Job gains lower, unemployment higher.  U.S. employers scaled back hiring in April more than anticipated and the unemployment rate unexpectedly rose, suggesting some cooling may be underway after a robust start to the year.  The labor market added just 175K jobs in April, below consensus expectations of +240K, and the unemployment rate ticked up 0.1% to 3.9%.  Earlier this week, Fed policymakers kept interest rates unchanged – as expected – noting weaker demand for labor as an indication that policy is adequately restrictive.  Uncertainty about how many rate cuts, if any, will be implemented this year (and when) has grown in recent weeks.  In response to today’s report, markets pulled forward and increased rate-cut expectations for 2024 pricing in two cuts with the first in September.

·       175K jobs added in April – Below expectations.  The U.S. labor market added 175K jobs in April, down from +315K in March and below the trailing twelve month average of +242K.  Forecasts ranged from +145K to +280K with a median of +240K.  Hiring was more pronounced in health care (+56K), social assistance (+31k), and transportation/warehousing (+22K).
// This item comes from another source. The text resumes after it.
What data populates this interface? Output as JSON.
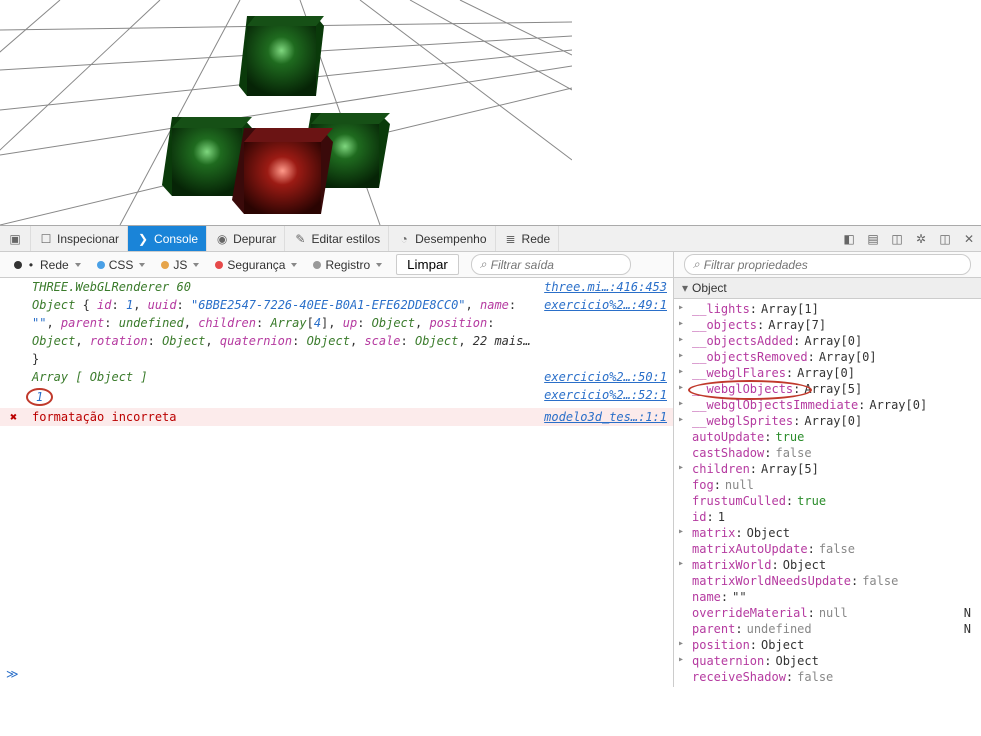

·       3.9% unemployment – up from 3.8%.  The U.S. unemployment rate rose 0.1% to 3.9% in April.  Forecasts ranged from 3.7% to 3.9% with a median of 3.8%.  This marks the 27th consecutive month below 4% as unemployment has ranged from 3.4% to 4.0% since the end of 2021.  The labor force participation rate was unchanged at 62.7%.  Year-over-year, wage growth increased 3.9% decelerating modestly from 4.1% in the month prior.  Month-over-month, wages increased 0.2% compared to +0.3% in March and expectations for the same.